The Financial Conduct Authority’s (FCA) head of enforcement and market oversight, Mark Steward, warned of 111 unregistered crypto asset firms.
Steward made these remarks at a City & Financial’s City Week event. The FCA department head said these unregulated, high risk, and volatile companies posed a risk to the broader financial system. As such, he warned consumers, banks and payment services companies against dealing with them.
“We have a number of firms that are clearly doing business in the UK without being registered with us and they are dealing with someone: banks, payment services firms, consumers,” he said. “This is a very real risk so we are worried about that.”
Extending registration deadline
Earlier this month, the FCA extended the deadline for its Temporary Registrations Regimes (TRR) until March 2022. Crypto asset firms that registered with the regulator before December 2020 can apply for the TRR. If accepted this would allow them to continue trading, while the FCA assesses their applications. The original deadline for the TRR was July 9, 2021.
The FCA said it was extending the deadline because many businesses were not meeting the required anti-money laundering standards. The FCA was appointed anti-money laundering and counter terrorist financing supervisor of crypto asset firms in January. As a consequence, “an unprecedented number of businesses” had withdrawn their applications, which poses a financial crime risk, Steward said.
Increasing crypto adoption
Meanwhile, the adoption of cryptocurrencies in Britain has grown. According to the most recent quantitative study from the FCA. Roughly 2.3 million British adults now hold crypto assets, a jump from the estimated 1.9 million in 2020. The study notes that while ownership increased, a general understanding of crypto assets seems to have diminished.

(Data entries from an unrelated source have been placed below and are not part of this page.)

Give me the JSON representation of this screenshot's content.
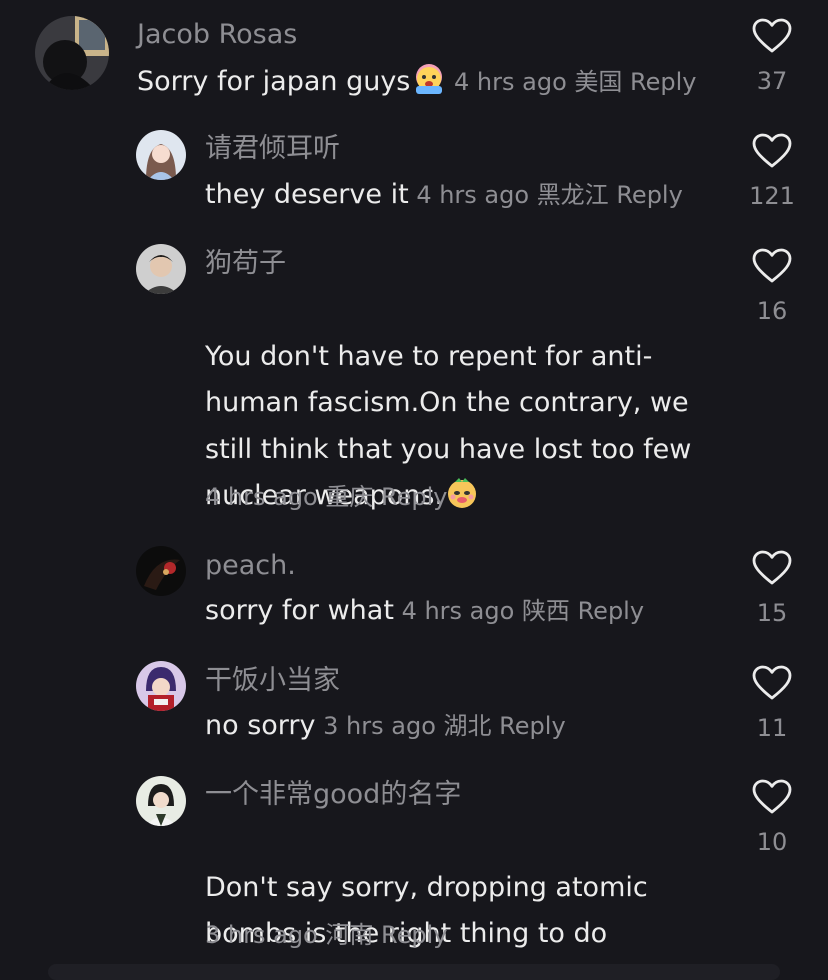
{
  "comments": [
    {
      "username": "Jacob Rosas",
      "text": "Sorry for japan guys",
      "emoji": "crying-face-emoji",
      "time": "4 hrs ago",
      "location": "美国",
      "reply_label": "Reply",
      "likes": "37"
    },
    {
      "username": "请君倾耳听",
      "text": "they deserve it",
      "time": "4 hrs ago",
      "location": "黑龙江",
      "reply_label": "Reply",
      "likes": "121"
    },
    {
      "username": "狗苟子",
      "text": "You don't have to repent for anti-\nhuman fascism.On the contrary, we\nstill think that you have lost too few\nnuclear weapons.",
      "emoji": "smirk-dog-emoji",
      "time": "4 hrs ago",
      "location": "重庆",
      "reply_label": "Reply",
      "likes": "16"
    },
    {
      "username": "peach.",
      "text": "sorry for what",
      "time": "4 hrs ago",
      "location": "陕西",
      "reply_label": "Reply",
      "likes": "15"
    },
    {
      "username": "干饭小当家",
      "text": "no sorry",
      "time": "3 hrs ago",
      "location": "湖北",
      "reply_label": "Reply",
      "likes": "11"
    },
    {
      "username": "一个非常good的名字",
      "text": "Don't say sorry, dropping atomic\nbombs is the right thing to do",
      "time": "3 hrs ago",
      "location": "河南",
      "reply_label": "Reply",
      "likes": "10"
    }
  ],
  "icons": {
    "like": "heart-outline-icon"
  },
  "colors": {
    "background": "#17171c",
    "text": "#ececec",
    "muted": "#8e8e93"
  }
}
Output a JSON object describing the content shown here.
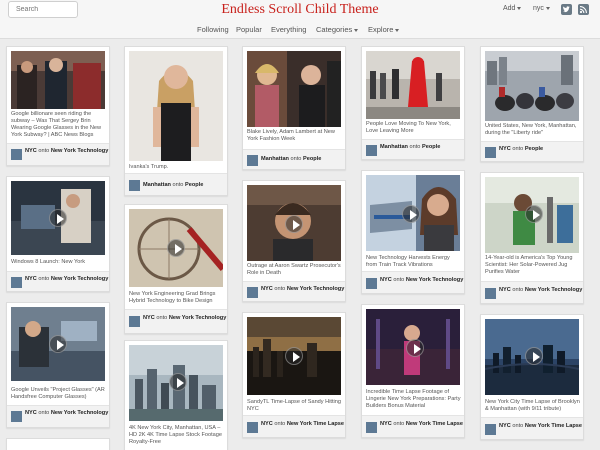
{
  "header": {
    "search_placeholder": "Search",
    "site_title": "Endless Scroll Child Theme",
    "add_label": "Add",
    "user_label": "nyc",
    "icons": [
      "twitter-icon",
      "rss-icon"
    ]
  },
  "nav": {
    "items": [
      "Following",
      "Popular",
      "Everything",
      "Categories",
      "Explore"
    ]
  },
  "colors": {
    "title_red": "#c8211c",
    "avatar_blue": "#5d7994",
    "page_bg": "#ececec"
  },
  "pins": [
    {
      "description": "Google billionare seen riding the subway – Was That Sergey Brin Wearing Google Glasses in the New York Subway? | ABC News Blogs",
      "user": "NYC",
      "onto": "onto",
      "board": "New York Technology",
      "video": false
    },
    {
      "description": "Windows 8 Launch: New York",
      "user": "NYC",
      "onto": "onto",
      "board": "New York Technology",
      "video": true
    },
    {
      "description": "Google Unveils \"Project Glasses\" (AR Handsfree Computer Glasses)",
      "user": "NYC",
      "onto": "onto",
      "board": "New York Technology",
      "video": true
    },
    {
      "description": "Ivanka's Trump.",
      "user": "Manhattan",
      "onto": "onto",
      "board": "People",
      "video": false
    },
    {
      "description": "New York Engineering Grad Brings Hybrid Technology to Bike Design",
      "user": "NYC",
      "onto": "onto",
      "board": "New York Technology",
      "video": true
    },
    {
      "description": "4K New York City, Manhattan, USA – HD 2K 4K Time Lapse Stock Footage Royalty-Free",
      "user": "",
      "onto": "",
      "board": "",
      "video": true
    },
    {
      "description": "Blake Lively, Adam Lambert at New York Fashion Week",
      "user": "Manhattan",
      "onto": "onto",
      "board": "People",
      "video": false
    },
    {
      "description": "Outrage at Aaron Swartz Prosecutor's Role in Death",
      "user": "NYC",
      "onto": "onto",
      "board": "New York Technology",
      "video": true
    },
    {
      "description": "SandyTL Time-Lapse of Sandy Hitting NYC",
      "user": "NYC",
      "onto": "onto",
      "board": "New York Time Lapse",
      "video": true
    },
    {
      "description": "People Love Moving To New York, Love Leaving More",
      "user": "Manhattan",
      "onto": "onto",
      "board": "People",
      "video": false
    },
    {
      "description": "New Technology Harvests Energy from Train Track Vibrations",
      "user": "NYC",
      "onto": "onto",
      "board": "New York Technology",
      "video": true
    },
    {
      "description": "Incredible Time Lapse Footage of Lingerie New York Preparations: Party Builders Bonus Material",
      "user": "NYC",
      "onto": "onto",
      "board": "New York Time Lapse",
      "video": true
    },
    {
      "description": "United States, New York, Manhattan, during the \"Liberty ride\"",
      "user": "NYC",
      "onto": "onto",
      "board": "People",
      "video": false
    },
    {
      "description": "14-Year-old is America's Top Young Scientist: Her Solar-Powered Jug Purifies Water",
      "user": "NYC",
      "onto": "onto",
      "board": "New York Technology",
      "video": true
    },
    {
      "description": "New York City Time Lapse of Brooklyn & Manhattan (with 9/11 tribute)",
      "user": "NYC",
      "onto": "onto",
      "board": "New York Time Lapse",
      "video": true
    }
  ]
}
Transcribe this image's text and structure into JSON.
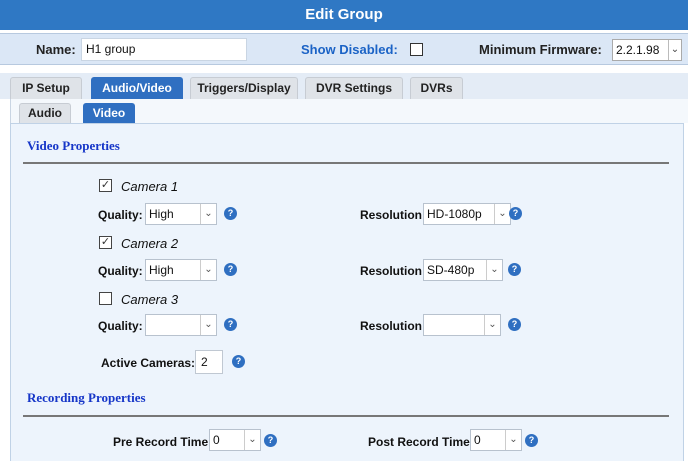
{
  "dialog": {
    "title": "Edit Group"
  },
  "header": {
    "name_label": "Name:",
    "name_value": "H1 group",
    "show_disabled_label": "Show Disabled:",
    "show_disabled_checked": false,
    "min_firmware_label": "Minimum Firmware:",
    "min_firmware_value": "2.2.1.98"
  },
  "tabs": [
    {
      "label": "IP Setup",
      "active": false
    },
    {
      "label": "Audio/Video",
      "active": true
    },
    {
      "label": "Triggers/Display",
      "active": false
    },
    {
      "label": "DVR Settings",
      "active": false
    },
    {
      "label": "DVRs",
      "active": false
    }
  ],
  "subtabs": [
    {
      "label": "Audio",
      "active": false
    },
    {
      "label": "Video",
      "active": true
    }
  ],
  "video": {
    "section_title": "Video Properties",
    "quality_label": "Quality:",
    "resolution_label": "Resolution:",
    "cameras": [
      {
        "label": "Camera 1",
        "checked": true,
        "quality": "High",
        "resolution": "HD-1080p"
      },
      {
        "label": "Camera 2",
        "checked": true,
        "quality": "High",
        "resolution": "SD-480p"
      },
      {
        "label": "Camera 3",
        "checked": false,
        "quality": "",
        "resolution": ""
      }
    ],
    "active_cameras_label": "Active Cameras:",
    "active_cameras_value": "2"
  },
  "recording": {
    "section_title": "Recording Properties",
    "pre_label": "Pre Record Time:",
    "pre_value": "0",
    "post_label": "Post Record Time:",
    "post_value": "0"
  },
  "colors": {
    "accent": "#2f6fc1",
    "title_bar": "#2f78c4",
    "section_title": "#1636c8",
    "panel_bg": "#edf4fc"
  }
}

Despite lacking a thorough understanding, Steward says many new investors have bought in due to fear of missing out. Over the past year this demographic has remained largely middle to upper-middle class men over the age of 35. Steward likens this irrational exuberance to tulip mania of the 17th century.